━━━ SOURCE INFORMATION
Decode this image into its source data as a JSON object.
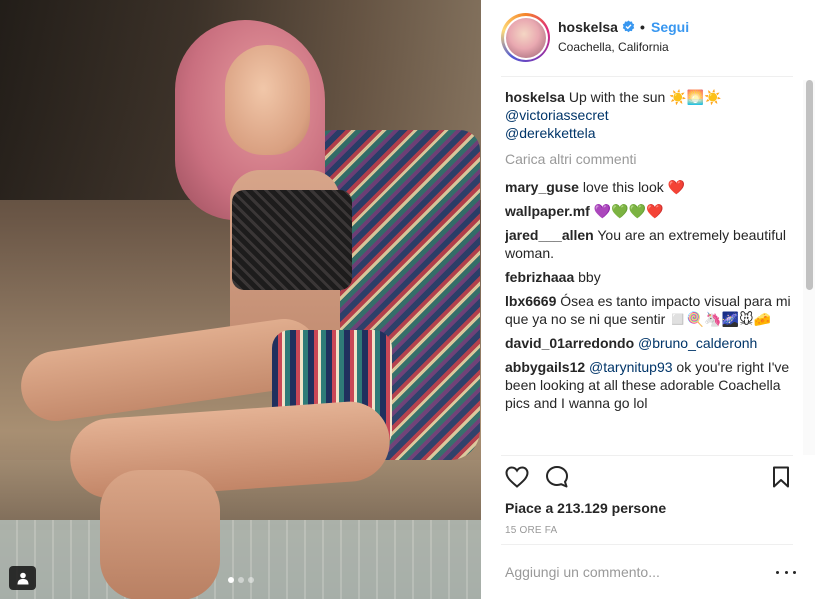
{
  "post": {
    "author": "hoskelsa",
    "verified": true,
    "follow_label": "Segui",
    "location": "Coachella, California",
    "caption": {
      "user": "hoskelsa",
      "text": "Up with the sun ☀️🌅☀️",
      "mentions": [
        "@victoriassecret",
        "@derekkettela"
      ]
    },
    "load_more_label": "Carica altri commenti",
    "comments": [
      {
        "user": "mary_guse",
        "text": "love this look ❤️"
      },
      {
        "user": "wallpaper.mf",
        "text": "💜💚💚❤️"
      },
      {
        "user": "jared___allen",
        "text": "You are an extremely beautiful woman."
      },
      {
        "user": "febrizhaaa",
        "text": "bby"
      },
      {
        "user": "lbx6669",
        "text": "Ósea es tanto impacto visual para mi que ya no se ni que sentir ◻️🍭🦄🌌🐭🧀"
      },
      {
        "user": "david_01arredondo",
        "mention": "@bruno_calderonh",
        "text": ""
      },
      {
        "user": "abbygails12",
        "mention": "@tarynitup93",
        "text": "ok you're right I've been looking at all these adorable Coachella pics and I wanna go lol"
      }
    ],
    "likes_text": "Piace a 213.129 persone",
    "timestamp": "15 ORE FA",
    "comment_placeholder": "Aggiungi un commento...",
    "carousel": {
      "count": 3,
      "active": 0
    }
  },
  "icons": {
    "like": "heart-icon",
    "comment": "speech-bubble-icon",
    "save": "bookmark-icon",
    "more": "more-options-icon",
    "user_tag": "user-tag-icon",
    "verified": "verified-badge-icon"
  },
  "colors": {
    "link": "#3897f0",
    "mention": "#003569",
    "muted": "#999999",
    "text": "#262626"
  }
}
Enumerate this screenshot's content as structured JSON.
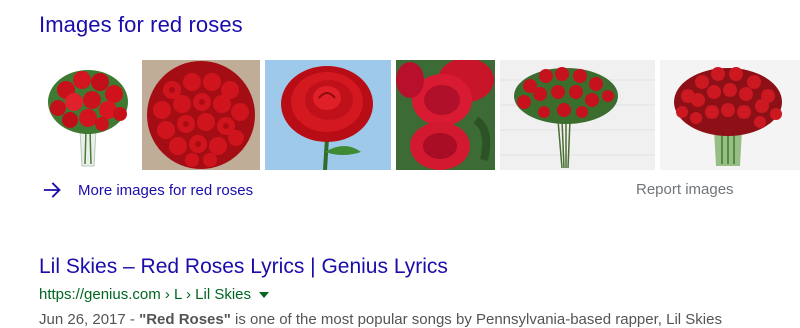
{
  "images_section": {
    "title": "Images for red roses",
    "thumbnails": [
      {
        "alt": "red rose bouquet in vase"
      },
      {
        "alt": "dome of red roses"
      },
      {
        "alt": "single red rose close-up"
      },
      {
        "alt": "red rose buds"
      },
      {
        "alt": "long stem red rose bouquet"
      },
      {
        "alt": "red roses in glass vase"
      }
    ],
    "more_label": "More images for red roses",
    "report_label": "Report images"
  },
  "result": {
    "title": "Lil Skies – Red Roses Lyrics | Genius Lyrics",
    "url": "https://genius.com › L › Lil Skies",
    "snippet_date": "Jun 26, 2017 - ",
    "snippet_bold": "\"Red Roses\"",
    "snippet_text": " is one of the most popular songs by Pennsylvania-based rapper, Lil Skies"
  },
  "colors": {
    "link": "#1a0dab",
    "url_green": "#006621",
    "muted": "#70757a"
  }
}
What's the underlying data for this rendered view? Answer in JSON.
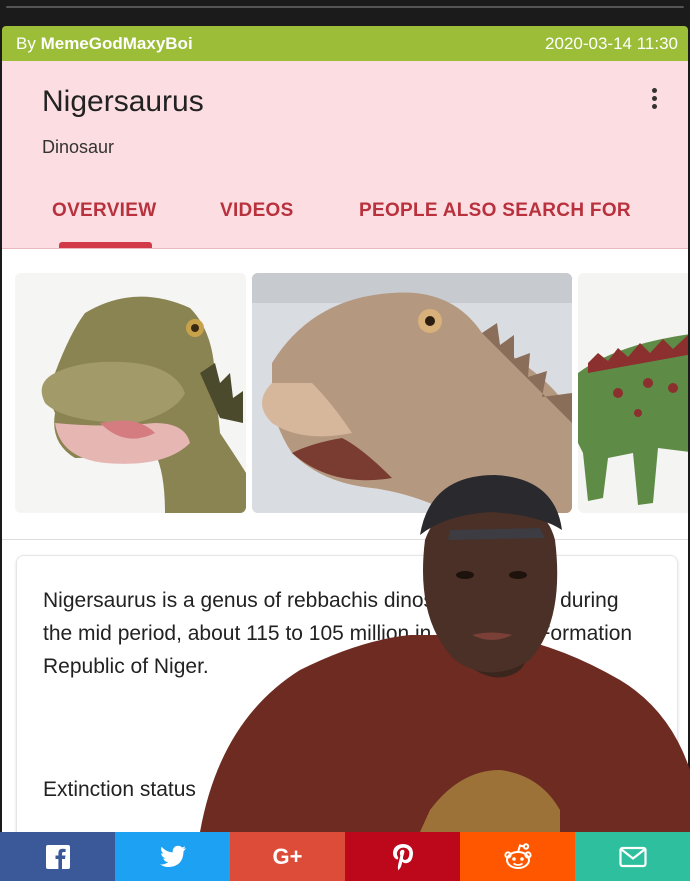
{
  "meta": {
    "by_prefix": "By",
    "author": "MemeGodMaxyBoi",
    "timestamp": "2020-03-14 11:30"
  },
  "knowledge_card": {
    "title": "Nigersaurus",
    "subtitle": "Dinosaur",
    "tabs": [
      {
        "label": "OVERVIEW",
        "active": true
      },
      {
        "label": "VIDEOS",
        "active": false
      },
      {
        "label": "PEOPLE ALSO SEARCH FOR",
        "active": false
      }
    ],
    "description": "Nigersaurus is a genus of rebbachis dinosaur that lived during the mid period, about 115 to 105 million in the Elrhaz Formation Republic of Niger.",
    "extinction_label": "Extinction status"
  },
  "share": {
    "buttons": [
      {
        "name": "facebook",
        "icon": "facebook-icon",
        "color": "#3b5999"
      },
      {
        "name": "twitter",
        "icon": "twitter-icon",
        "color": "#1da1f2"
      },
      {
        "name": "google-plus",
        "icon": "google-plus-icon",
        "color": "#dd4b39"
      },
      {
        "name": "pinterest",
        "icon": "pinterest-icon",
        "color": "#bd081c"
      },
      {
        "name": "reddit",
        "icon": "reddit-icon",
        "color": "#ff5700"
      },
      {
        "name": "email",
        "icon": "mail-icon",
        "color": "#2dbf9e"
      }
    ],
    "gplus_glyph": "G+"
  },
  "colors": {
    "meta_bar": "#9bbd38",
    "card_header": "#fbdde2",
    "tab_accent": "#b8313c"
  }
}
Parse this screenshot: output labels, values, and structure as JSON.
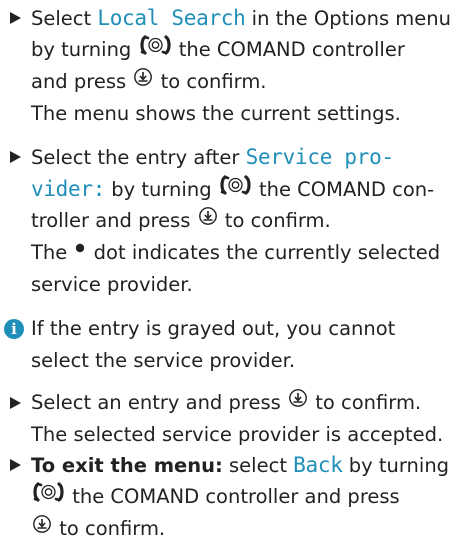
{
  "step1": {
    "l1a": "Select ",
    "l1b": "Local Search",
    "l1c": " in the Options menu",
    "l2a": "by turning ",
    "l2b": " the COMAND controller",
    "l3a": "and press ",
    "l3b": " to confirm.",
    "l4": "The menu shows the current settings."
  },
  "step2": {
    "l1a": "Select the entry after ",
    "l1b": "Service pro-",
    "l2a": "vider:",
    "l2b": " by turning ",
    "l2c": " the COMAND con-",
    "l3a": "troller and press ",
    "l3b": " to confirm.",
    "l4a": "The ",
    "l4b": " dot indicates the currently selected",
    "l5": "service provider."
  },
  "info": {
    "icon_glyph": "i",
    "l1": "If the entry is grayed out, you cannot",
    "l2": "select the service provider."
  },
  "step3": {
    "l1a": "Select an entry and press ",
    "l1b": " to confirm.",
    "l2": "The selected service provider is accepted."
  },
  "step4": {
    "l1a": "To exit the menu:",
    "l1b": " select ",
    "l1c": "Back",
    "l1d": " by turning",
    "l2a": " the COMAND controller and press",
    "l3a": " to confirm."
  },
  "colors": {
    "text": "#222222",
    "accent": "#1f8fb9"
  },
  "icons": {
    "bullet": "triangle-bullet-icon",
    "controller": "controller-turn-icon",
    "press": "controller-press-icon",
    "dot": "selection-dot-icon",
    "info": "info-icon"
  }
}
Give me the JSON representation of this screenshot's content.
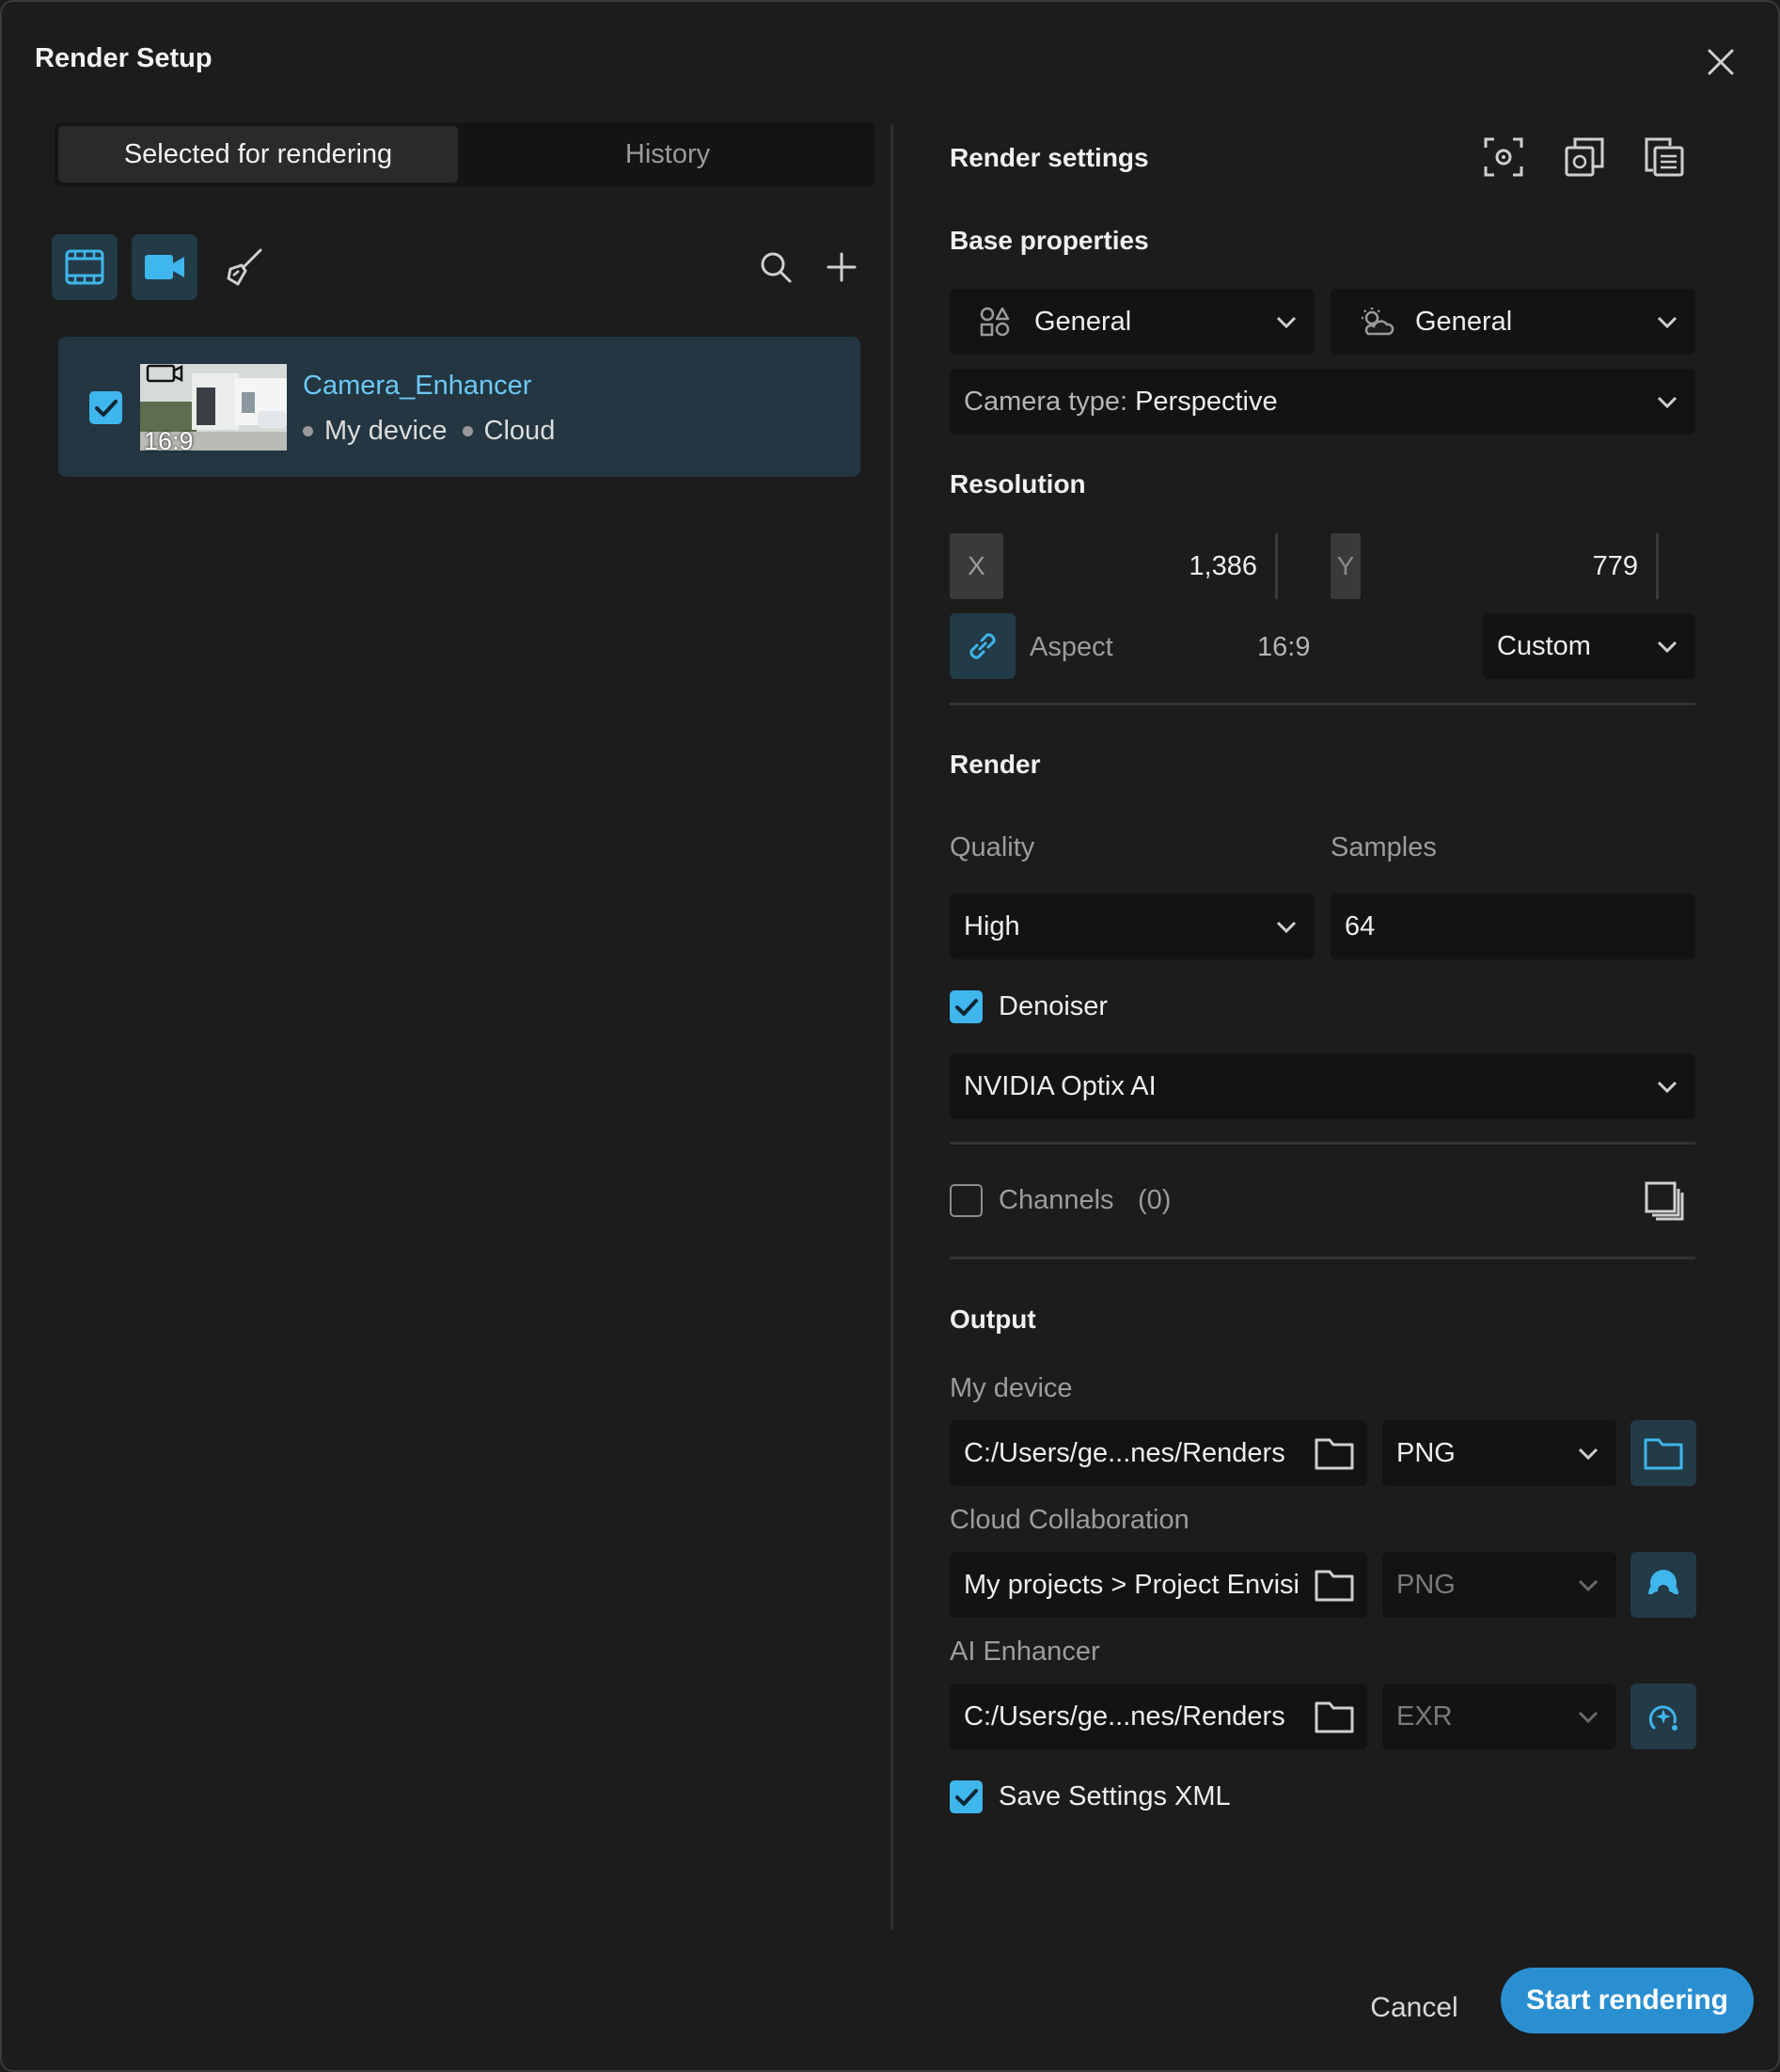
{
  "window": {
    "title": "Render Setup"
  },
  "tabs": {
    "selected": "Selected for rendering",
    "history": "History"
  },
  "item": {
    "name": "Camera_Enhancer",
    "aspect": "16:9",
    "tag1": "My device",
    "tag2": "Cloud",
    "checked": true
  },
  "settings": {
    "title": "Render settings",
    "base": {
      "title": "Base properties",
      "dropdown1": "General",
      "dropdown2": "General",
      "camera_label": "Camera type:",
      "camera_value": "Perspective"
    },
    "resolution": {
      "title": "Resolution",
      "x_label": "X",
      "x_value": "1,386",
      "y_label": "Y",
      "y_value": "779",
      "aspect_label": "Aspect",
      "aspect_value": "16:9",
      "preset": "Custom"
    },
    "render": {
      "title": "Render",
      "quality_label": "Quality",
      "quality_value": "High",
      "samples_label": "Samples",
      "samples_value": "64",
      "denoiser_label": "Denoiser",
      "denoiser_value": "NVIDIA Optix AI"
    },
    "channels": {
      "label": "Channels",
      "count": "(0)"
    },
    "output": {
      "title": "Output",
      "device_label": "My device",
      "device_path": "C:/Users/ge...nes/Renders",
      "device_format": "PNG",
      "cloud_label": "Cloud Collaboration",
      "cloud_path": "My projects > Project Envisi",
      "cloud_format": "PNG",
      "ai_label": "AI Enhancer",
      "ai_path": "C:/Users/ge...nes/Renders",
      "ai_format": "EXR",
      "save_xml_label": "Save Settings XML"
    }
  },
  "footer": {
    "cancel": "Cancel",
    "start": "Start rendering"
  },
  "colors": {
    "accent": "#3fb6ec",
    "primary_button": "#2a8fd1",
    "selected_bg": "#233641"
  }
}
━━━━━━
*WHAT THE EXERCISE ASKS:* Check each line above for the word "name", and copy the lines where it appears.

*TASK ANSWER:*
        "name": "facebook",
        "name": "twitter",
        "name": "google-plus",
        "name": "pinterest",
        "name": "reddit",
        "name": "email",
    "name": "Camera_Enhancer",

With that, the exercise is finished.